*** Records provided Section Begins ***

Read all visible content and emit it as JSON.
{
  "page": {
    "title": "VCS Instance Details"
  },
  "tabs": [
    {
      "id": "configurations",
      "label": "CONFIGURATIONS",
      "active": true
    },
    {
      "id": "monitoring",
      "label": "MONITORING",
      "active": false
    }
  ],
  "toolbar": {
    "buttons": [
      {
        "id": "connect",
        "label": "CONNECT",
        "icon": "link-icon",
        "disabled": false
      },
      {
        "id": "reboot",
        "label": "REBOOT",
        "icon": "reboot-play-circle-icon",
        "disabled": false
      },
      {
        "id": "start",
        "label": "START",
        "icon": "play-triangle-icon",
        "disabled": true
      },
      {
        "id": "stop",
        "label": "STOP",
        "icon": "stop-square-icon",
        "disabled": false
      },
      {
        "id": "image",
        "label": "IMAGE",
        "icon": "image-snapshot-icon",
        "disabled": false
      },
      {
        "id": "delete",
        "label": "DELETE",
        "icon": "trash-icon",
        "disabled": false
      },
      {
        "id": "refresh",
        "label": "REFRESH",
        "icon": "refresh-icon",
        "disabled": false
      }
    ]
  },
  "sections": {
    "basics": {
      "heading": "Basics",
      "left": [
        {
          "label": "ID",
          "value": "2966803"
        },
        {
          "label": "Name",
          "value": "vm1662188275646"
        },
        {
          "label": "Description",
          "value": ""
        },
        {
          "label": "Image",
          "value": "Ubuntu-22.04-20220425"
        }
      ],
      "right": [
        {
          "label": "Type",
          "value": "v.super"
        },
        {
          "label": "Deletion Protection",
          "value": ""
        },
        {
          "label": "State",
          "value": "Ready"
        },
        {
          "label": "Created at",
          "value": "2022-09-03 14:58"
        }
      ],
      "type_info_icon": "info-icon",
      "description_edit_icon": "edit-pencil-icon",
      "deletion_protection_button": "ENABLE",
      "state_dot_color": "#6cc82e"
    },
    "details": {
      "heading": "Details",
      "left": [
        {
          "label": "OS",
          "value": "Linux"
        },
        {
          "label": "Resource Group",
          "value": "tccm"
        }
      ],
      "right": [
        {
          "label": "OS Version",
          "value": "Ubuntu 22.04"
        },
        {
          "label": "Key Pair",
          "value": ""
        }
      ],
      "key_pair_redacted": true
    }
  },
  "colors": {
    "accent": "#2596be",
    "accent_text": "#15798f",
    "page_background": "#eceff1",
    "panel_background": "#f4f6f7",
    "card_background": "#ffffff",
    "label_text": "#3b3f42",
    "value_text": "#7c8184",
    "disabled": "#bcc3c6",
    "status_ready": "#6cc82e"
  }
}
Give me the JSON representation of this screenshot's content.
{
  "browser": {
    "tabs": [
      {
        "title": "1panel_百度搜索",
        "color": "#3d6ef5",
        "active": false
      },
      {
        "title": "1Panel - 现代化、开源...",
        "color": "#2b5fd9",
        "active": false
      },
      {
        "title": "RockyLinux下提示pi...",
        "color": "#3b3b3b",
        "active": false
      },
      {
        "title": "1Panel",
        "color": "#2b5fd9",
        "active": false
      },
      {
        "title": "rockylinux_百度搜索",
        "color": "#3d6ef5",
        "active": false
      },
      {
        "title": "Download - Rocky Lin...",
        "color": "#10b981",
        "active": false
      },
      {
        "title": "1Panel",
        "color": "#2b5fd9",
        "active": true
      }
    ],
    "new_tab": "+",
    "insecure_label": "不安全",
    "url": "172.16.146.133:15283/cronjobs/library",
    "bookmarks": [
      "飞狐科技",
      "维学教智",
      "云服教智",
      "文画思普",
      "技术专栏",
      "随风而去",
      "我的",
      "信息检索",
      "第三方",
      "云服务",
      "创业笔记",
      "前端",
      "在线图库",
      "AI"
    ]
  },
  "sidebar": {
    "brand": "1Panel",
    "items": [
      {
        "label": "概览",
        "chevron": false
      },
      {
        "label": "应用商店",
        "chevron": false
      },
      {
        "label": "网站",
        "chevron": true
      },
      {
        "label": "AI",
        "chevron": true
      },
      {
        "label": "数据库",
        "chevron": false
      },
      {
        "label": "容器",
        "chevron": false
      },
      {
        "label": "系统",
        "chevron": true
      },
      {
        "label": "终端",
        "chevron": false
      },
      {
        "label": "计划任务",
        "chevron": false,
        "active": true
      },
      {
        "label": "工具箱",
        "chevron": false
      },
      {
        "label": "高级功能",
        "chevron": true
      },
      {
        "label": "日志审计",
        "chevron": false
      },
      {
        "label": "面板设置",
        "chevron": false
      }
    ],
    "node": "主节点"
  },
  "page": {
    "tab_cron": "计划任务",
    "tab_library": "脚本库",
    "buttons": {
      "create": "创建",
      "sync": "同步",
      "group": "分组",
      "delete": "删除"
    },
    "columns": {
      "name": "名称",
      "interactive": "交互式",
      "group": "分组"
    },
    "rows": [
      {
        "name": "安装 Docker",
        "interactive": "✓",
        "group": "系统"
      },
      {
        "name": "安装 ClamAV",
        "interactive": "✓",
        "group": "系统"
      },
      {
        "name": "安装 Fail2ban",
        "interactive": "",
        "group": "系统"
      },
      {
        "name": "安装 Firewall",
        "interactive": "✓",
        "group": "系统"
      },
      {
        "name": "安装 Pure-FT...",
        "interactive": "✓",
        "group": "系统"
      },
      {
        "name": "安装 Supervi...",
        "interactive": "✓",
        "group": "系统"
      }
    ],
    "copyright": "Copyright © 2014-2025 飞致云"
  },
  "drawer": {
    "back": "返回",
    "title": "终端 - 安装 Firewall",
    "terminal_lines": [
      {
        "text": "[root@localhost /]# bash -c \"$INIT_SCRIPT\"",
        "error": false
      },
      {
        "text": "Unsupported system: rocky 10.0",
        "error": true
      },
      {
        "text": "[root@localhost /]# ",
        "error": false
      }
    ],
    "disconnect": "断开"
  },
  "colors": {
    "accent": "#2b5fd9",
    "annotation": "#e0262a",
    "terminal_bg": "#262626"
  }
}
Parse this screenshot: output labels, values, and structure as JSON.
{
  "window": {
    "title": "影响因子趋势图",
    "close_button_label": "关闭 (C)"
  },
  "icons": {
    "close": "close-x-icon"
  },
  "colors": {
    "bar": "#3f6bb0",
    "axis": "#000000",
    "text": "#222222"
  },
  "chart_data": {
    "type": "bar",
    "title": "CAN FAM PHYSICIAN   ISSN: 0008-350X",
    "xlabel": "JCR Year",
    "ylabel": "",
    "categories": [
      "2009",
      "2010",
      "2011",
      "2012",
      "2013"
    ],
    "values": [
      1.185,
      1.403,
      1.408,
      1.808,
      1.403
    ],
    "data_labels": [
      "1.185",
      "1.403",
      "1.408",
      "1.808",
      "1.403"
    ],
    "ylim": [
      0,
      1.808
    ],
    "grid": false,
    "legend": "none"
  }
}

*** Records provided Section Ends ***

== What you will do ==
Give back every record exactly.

== Task solution ==
Read all visible content and emit it as JSON.
{
  "page": {
    "title": "VCS Instance Details"
  },
  "tabs": [
    {
      "id": "configurations",
      "label": "CONFIGURATIONS",
      "active": true
    },
    {
      "id": "monitoring",
      "label": "MONITORING",
      "active": false
    }
  ],
  "toolbar": {
    "buttons": [
      {
        "id": "connect",
        "label": "CONNECT",
        "icon": "link-icon",
        "disabled": false
      },
      {
        "id": "reboot",
        "label": "REBOOT",
        "icon": "reboot-play-circle-icon",
        "disabled": false
      },
      {
        "id": "start",
        "label": "START",
        "icon": "play-triangle-icon",
        "disabled": true
      },
      {
        "id": "stop",
        "label": "STOP",
        "icon": "stop-square-icon",
        "disabled": false
      },
      {
        "id": "image",
        "label": "IMAGE",
        "icon": "image-snapshot-icon",
        "disabled": false
      },
      {
        "id": "delete",
        "label": "DELETE",
        "icon": "trash-icon",
        "disabled": false
      },
      {
        "id": "refresh",
        "label": "REFRESH",
        "icon": "refresh-icon",
        "disabled": false
      }
    ]
  },
  "sections": {
    "basics": {
      "heading": "Basics",
      "left": [
        {
          "label": "ID",
          "value": "2966803"
        },
        {
          "label": "Name",
          "value": "vm1662188275646"
        },
        {
          "label": "Description",
          "value": ""
        },
        {
          "label": "Image",
          "value": "Ubuntu-22.04-20220425"
        }
      ],
      "right": [
        {
          "label": "Type",
          "value": "v.super"
        },
        {
          "label": "Deletion Protection",
          "value": ""
        },
        {
          "label": "State",
          "value": "Ready"
        },
        {
          "label": "Created at",
          "value": "2022-09-03 14:58"
        }
      ],
      "type_info_icon": "info-icon",
      "description_edit_icon": "edit-pencil-icon",
      "deletion_protection_button": "ENABLE",
      "state_dot_color": "#6cc82e"
    },
    "details": {
      "heading": "Details",
      "left": [
        {
          "label": "OS",
          "value": "Linux"
        },
        {
          "label": "Resource Group",
          "value": "tccm"
        }
      ],
      "right": [
        {
          "label": "OS Version",
          "value": "Ubuntu 22.04"
        },
        {
          "label": "Key Pair",
          "value": ""
        }
      ],
      "key_pair_redacted": true
    }
  },
  "colors": {
    "accent": "#2596be",
    "accent_text": "#15798f",
    "page_background": "#eceff1",
    "panel_background": "#f4f6f7",
    "card_background": "#ffffff",
    "label_text": "#3b3f42",
    "value_text": "#7c8184",
    "disabled": "#bcc3c6",
    "status_ready": "#6cc82e"
  }
}
Give me the JSON representation of this screenshot's content.
{
  "browser": {
    "tabs": [
      {
        "title": "1panel_百度搜索",
        "color": "#3d6ef5",
        "active": false
      },
      {
        "title": "1Panel - 现代化、开源...",
        "color": "#2b5fd9",
        "active": false
      },
      {
        "title": "RockyLinux下提示pi...",
        "color": "#3b3b3b",
        "active": false
      },
      {
        "title": "1Panel",
        "color": "#2b5fd9",
        "active": false
      },
      {
        "title": "rockylinux_百度搜索",
        "color": "#3d6ef5",
        "active": false
      },
      {
        "title": "Download - Rocky Lin...",
        "color": "#10b981",
        "active": false
      },
      {
        "title": "1Panel",
        "color": "#2b5fd9",
        "active": true
      }
    ],
    "new_tab": "+",
    "insecure_label": "不安全",
    "url": "172.16.146.133:15283/cronjobs/library",
    "bookmarks": [
      "飞狐科技",
      "维学教智",
      "云服教智",
      "文画思普",
      "技术专栏",
      "随风而去",
      "我的",
      "信息检索",
      "第三方",
      "云服务",
      "创业笔记",
      "前端",
      "在线图库",
      "AI"
    ]
  },
  "sidebar": {
    "brand": "1Panel",
    "items": [
      {
        "label": "概览",
        "chevron": false
      },
      {
        "label": "应用商店",
        "chevron": false
      },
      {
        "label": "网站",
        "chevron": true
      },
      {
        "label": "AI",
        "chevron": true
      },
      {
        "label": "数据库",
        "chevron": false
      },
      {
        "label": "容器",
        "chevron": false
      },
      {
        "label": "系统",
        "chevron": true
      },
      {
        "label": "终端",
        "chevron": false
      },
      {
        "label": "计划任务",
        "chevron": false,
        "active": true
      },
      {
        "label": "工具箱",
        "chevron": false
      },
      {
        "label": "高级功能",
        "chevron": true
      },
      {
        "label": "日志审计",
        "chevron": false
      },
      {
        "label": "面板设置",
        "chevron": false
      }
    ],
    "node": "主节点"
  },
  "page": {
    "tab_cron": "计划任务",
    "tab_library": "脚本库",
    "buttons": {
      "create": "创建",
      "sync": "同步",
      "group": "分组",
      "delete": "删除"
    },
    "columns": {
      "name": "名称",
      "interactive": "交互式",
      "group": "分组"
    },
    "rows": [
      {
        "name": "安装 Docker",
        "interactive": "✓",
        "group": "系统"
      },
      {
        "name": "安装 ClamAV",
        "interactive": "✓",
        "group": "系统"
      },
      {
        "name": "安装 Fail2ban",
        "interactive": "",
        "group": "系统"
      },
      {
        "name": "安装 Firewall",
        "interactive": "✓",
        "group": "系统"
      },
      {
        "name": "安装 Pure-FT...",
        "interactive": "✓",
        "group": "系统"
      },
      {
        "name": "安装 Supervi...",
        "interactive": "✓",
        "group": "系统"
      }
    ],
    "copyright": "Copyright © 2014-2025 飞致云"
  },
  "drawer": {
    "back": "返回",
    "title": "终端 - 安装 Firewall",
    "terminal_lines": [
      {
        "text": "[root@localhost /]# bash -c \"$INIT_SCRIPT\"",
        "error": false
      },
      {
        "text": "Unsupported system: rocky 10.0",
        "error": true
      },
      {
        "text": "[root@localhost /]# ",
        "error": false
      }
    ],
    "disconnect": "断开"
  },
  "colors": {
    "accent": "#2b5fd9",
    "annotation": "#e0262a",
    "terminal_bg": "#262626"
  }
}
Parse this screenshot: output labels, values, and structure as JSON.
{
  "window": {
    "title": "影响因子趋势图",
    "close_button_label": "关闭 (C)"
  },
  "icons": {
    "close": "close-x-icon"
  },
  "colors": {
    "bar": "#3f6bb0",
    "axis": "#000000",
    "text": "#222222"
  },
  "chart_data": {
    "type": "bar",
    "title": "CAN FAM PHYSICIAN   ISSN: 0008-350X",
    "xlabel": "JCR Year",
    "ylabel": "",
    "categories": [
      "2009",
      "2010",
      "2011",
      "2012",
      "2013"
    ],
    "values": [
      1.185,
      1.403,
      1.408,
      1.808,
      1.403
    ],
    "data_labels": [
      "1.185",
      "1.403",
      "1.408",
      "1.808",
      "1.403"
    ],
    "ylim": [
      0,
      1.808
    ],
    "grid": false,
    "legend": "none"
  }
}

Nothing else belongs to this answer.